[Stored data]
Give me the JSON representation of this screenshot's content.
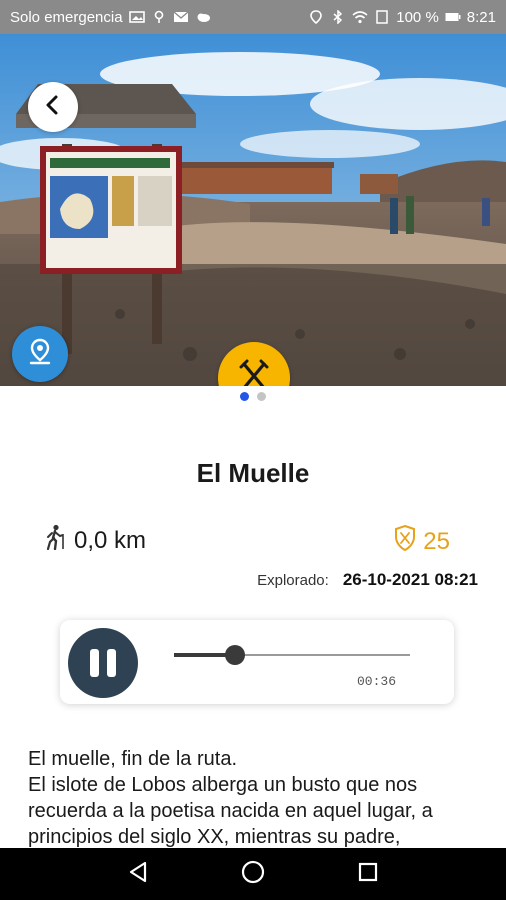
{
  "status_bar": {
    "carrier": "Solo emergencia",
    "battery": "100 %",
    "time": "8:21"
  },
  "place": {
    "title": "El Muelle",
    "distance": "0,0 km",
    "points": "25",
    "explored_label": "Explorado:",
    "explored_value": "26-10-2021 08:21"
  },
  "gallery": {
    "page_count": 2,
    "current_page": 1
  },
  "audio": {
    "elapsed": "00:36",
    "progress": 0.26
  },
  "description": {
    "lines": [
      "El muelle, fin de la ruta.",
      "El islote de Lobos alberga un busto que nos recuerda a la poetisa nacida en aquel lugar, a principios del siglo XX, mientras su padre,"
    ]
  },
  "colors": {
    "accent_blue": "#2e8fd8",
    "accent_yellow": "#f7b500",
    "player_dark": "#2e4253",
    "points_orange": "#e7a21a"
  },
  "icons": {
    "back": "arrow-left-icon",
    "map_pin": "map-pin-icon",
    "tools": "crossed-tools-icon",
    "hiker": "hiker-icon",
    "shield": "shield-badge-icon"
  }
}
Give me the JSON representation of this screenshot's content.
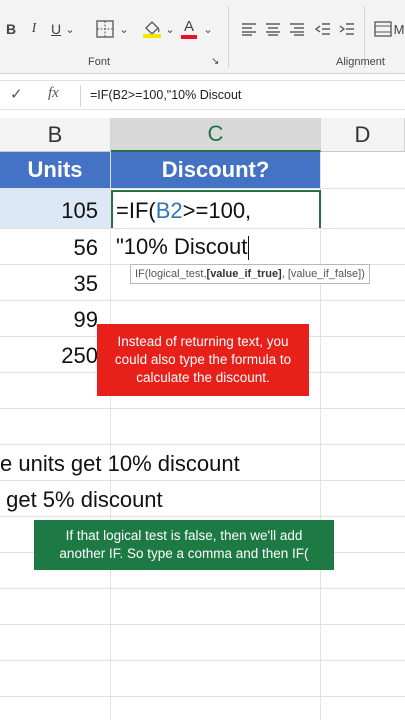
{
  "ribbon": {
    "font_group_label": "Font",
    "alignment_group_label": "Alignment",
    "bold_label": "B",
    "italic_label": "I",
    "underline_label": "U",
    "dropdown_glyph": "⌄",
    "borders_icon": "borders-icon",
    "fill_icon": "fill-color-icon",
    "font_color_label": "A",
    "fill_color": "#f7e600",
    "font_color": "#e81123",
    "launcher_glyph": "↘"
  },
  "formula_bar": {
    "enter_glyph": "✓",
    "fx_label": "fx",
    "content": "=IF(B2>=100,\"10% Discout"
  },
  "columns": {
    "b": "B",
    "c": "C",
    "d": "D"
  },
  "table": {
    "header_units": "Units",
    "header_discount": "Discount?",
    "header_color": "#4472c4",
    "units": [
      "105",
      "56",
      "35",
      "99",
      "250"
    ]
  },
  "editing": {
    "line1_prefix": "=IF(",
    "line1_ref": "B2",
    "line1_suffix": ">=100,",
    "line2": "\"10% Discout",
    "ref_color": "#2e75b6"
  },
  "tooltip": {
    "func": "IF(logical_test, ",
    "current_arg": "[value_if_true]",
    "rest": ", [value_if_false])"
  },
  "notes": {
    "line1": "e units get 10% discount",
    "line2": " get 5% discount"
  },
  "callouts": {
    "red_text": "Instead of returning text, you could also type the formula to calculate the discount.",
    "green_text": "If that logical test is false, then we'll add another IF. So type a comma and then IF("
  }
}
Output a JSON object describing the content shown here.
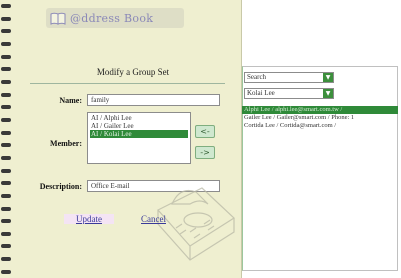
{
  "brand": {
    "title": "@ddress Book"
  },
  "form": {
    "title": "Modify a Group Set",
    "name_label": "Name:",
    "name_value": "family",
    "member_label": "Member:",
    "members": [
      "AI / Alphi Lee",
      "AI / Gailer Lee",
      "AI / Kolai Lee"
    ],
    "selected_member": 2,
    "add_arrow": "<-",
    "remove_arrow": "->",
    "description_label": "Description:",
    "description_value": "Office E-mail",
    "update_label": "Update",
    "cancel_label": "Cancel"
  },
  "picker": {
    "filter_value": "Search",
    "group_value": "Kolai Lee",
    "contacts": [
      "Alphi Lee / alphi.lee@smart.com.tw /",
      "Gailer Lee / Gailer@smart.com / Phone: 1",
      "Cortida Lee / Cortida@smart.com /"
    ],
    "selected_contact": 0
  },
  "colors": {
    "accent": "#2f8a39",
    "book_background": "#efefd0",
    "brand_text": "#8a88b8",
    "link": "#3a3a9a"
  }
}
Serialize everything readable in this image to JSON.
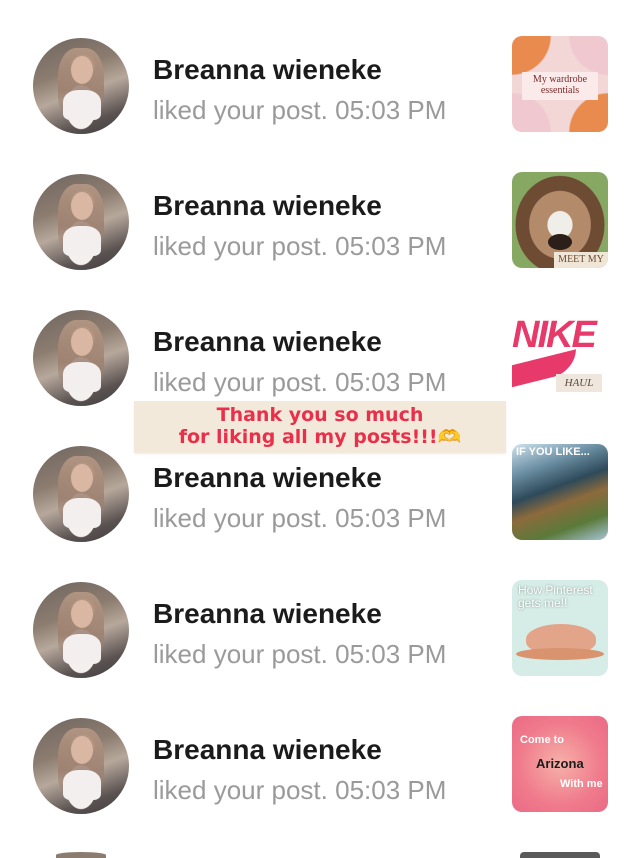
{
  "notifications": [
    {
      "name": "Breanna wieneke",
      "action": "liked your post.",
      "time": "05:03 PM",
      "thumb": "wardrobe",
      "thumb_text": "My wardrobe essentials"
    },
    {
      "name": "Breanna wieneke",
      "action": "liked your post.",
      "time": "05:03 PM",
      "thumb": "dog",
      "thumb_text": "MEET MY"
    },
    {
      "name": "Breanna wieneke",
      "action": "liked your post.",
      "time": "05:03 PM",
      "thumb": "nike",
      "thumb_text": "NIKE",
      "thumb_text2": "HAUL"
    },
    {
      "name": "Breanna wieneke",
      "action": "liked your post.",
      "time": "05:03 PM",
      "thumb": "waterfall",
      "thumb_text": "IF YOU LIKE..."
    },
    {
      "name": "Breanna wieneke",
      "action": "liked your post.",
      "time": "05:03 PM",
      "thumb": "hat",
      "thumb_text": "How Pinterest gets me!!"
    },
    {
      "name": "Breanna wieneke",
      "action": "liked your post.",
      "time": "05:03 PM",
      "thumb": "arizona",
      "thumb_text": "Come to",
      "thumb_text2": "Arizona",
      "thumb_text3": "With me"
    }
  ],
  "banner": {
    "line1": "Thank you so much",
    "line2": "for liking all my posts!!!",
    "emoji": "🫶"
  },
  "colors": {
    "name": "#1b1b1b",
    "meta": "#9a9a9a",
    "banner_text": "#ea2f4a",
    "banner_bg": "#f2e9da"
  }
}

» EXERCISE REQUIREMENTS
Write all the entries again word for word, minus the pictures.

» THE COMPLETED TASK
Give me the JSON representation of this screenshot's content.
{
  "status_bar": {
    "carrier": "Solo emergencia",
    "battery": "100 %",
    "time": "8:21"
  },
  "place": {
    "title": "El Muelle",
    "distance": "0,0 km",
    "points": "25",
    "explored_label": "Explorado:",
    "explored_value": "26-10-2021 08:21"
  },
  "gallery": {
    "page_count": 2,
    "current_page": 1
  },
  "audio": {
    "elapsed": "00:36",
    "progress": 0.26
  },
  "description": {
    "lines": [
      "El muelle, fin de la ruta.",
      "El islote de Lobos alberga un busto que nos recuerda a la poetisa nacida en aquel lugar, a principios del siglo XX, mientras su padre,"
    ]
  },
  "colors": {
    "accent_blue": "#2e8fd8",
    "accent_yellow": "#f7b500",
    "player_dark": "#2e4253",
    "points_orange": "#e7a21a"
  },
  "icons": {
    "back": "arrow-left-icon",
    "map_pin": "map-pin-icon",
    "tools": "crossed-tools-icon",
    "hiker": "hiker-icon",
    "shield": "shield-badge-icon"
  }
}
Give me the JSON representation of this screenshot's content.
{
  "ribbon": {
    "font_group_label": "Font",
    "alignment_group_label": "Alignment",
    "bold_label": "B",
    "italic_label": "I",
    "underline_label": "U",
    "dropdown_glyph": "⌄",
    "borders_icon": "borders-icon",
    "fill_icon": "fill-color-icon",
    "font_color_label": "A",
    "fill_color": "#f7e600",
    "font_color": "#e81123",
    "launcher_glyph": "↘"
  },
  "formula_bar": {
    "enter_glyph": "✓",
    "fx_label": "fx",
    "content": "=IF(B2>=100,\"10% Discout"
  },
  "columns": {
    "b": "B",
    "c": "C",
    "d": "D"
  },
  "table": {
    "header_units": "Units",
    "header_discount": "Discount?",
    "header_color": "#4472c4",
    "units": [
      "105",
      "56",
      "35",
      "99",
      "250"
    ]
  },
  "editing": {
    "line1_prefix": "=IF(",
    "line1_ref": "B2",
    "line1_suffix": ">=100,",
    "line2": "\"10% Discout",
    "ref_color": "#2e75b6"
  },
  "tooltip": {
    "func": "IF(logical_test, ",
    "current_arg": "[value_if_true]",
    "rest": ", [value_if_false])"
  },
  "notes": {
    "line1": "e units get 10% discount",
    "line2": " get 5% discount"
  },
  "callouts": {
    "red_text": "Instead of returning text, you could also type the formula to calculate the discount.",
    "green_text": "If that logical test is false, then we'll add another IF. So type a comma and then IF("
  }
}
Output a JSON object describing the content shown here.
{
  "brand": {
    "title": "@ddress Book"
  },
  "form": {
    "title": "Modify a Group Set",
    "name_label": "Name:",
    "name_value": "family",
    "member_label": "Member:",
    "members": [
      "AI / Alphi Lee",
      "AI / Gailer Lee",
      "AI / Kolai Lee"
    ],
    "selected_member": 2,
    "add_arrow": "<-",
    "remove_arrow": "->",
    "description_label": "Description:",
    "description_value": "Office E-mail",
    "update_label": "Update",
    "cancel_label": "Cancel"
  },
  "picker": {
    "filter_value": "Search",
    "group_value": "Kolai Lee",
    "contacts": [
      "Alphi Lee / alphi.lee@smart.com.tw /",
      "Gailer Lee / Gailer@smart.com / Phone: 1",
      "Cortida Lee / Cortida@smart.com /"
    ],
    "selected_contact": 0
  },
  "colors": {
    "accent": "#2f8a39",
    "book_background": "#efefd0",
    "brand_text": "#8a88b8",
    "link": "#3a3a9a"
  }
}
Serialize everything readable in this image to JSON.
{
  "notifications": [
    {
      "name": "Breanna wieneke",
      "action": "liked your post.",
      "time": "05:03 PM",
      "thumb": "wardrobe",
      "thumb_text": "My wardrobe essentials"
    },
    {
      "name": "Breanna wieneke",
      "action": "liked your post.",
      "time": "05:03 PM",
      "thumb": "dog",
      "thumb_text": "MEET MY"
    },
    {
      "name": "Breanna wieneke",
      "action": "liked your post.",
      "time": "05:03 PM",
      "thumb": "nike",
      "thumb_text": "NIKE",
      "thumb_text2": "HAUL"
    },
    {
      "name": "Breanna wieneke",
      "action": "liked your post.",
      "time": "05:03 PM",
      "thumb": "waterfall",
      "thumb_text": "IF YOU LIKE..."
    },
    {
      "name": "Breanna wieneke",
      "action": "liked your post.",
      "time": "05:03 PM",
      "thumb": "hat",
      "thumb_text": "How Pinterest gets me!!"
    },
    {
      "name": "Breanna wieneke",
      "action": "liked your post.",
      "time": "05:03 PM",
      "thumb": "arizona",
      "thumb_text": "Come to",
      "thumb_text2": "Arizona",
      "thumb_text3": "With me"
    }
  ],
  "banner": {
    "line1": "Thank you so much",
    "line2": "for liking all my posts!!!",
    "emoji": "🫶"
  },
  "colors": {
    "name": "#1b1b1b",
    "meta": "#9a9a9a",
    "banner_text": "#ea2f4a",
    "banner_bg": "#f2e9da"
  }
}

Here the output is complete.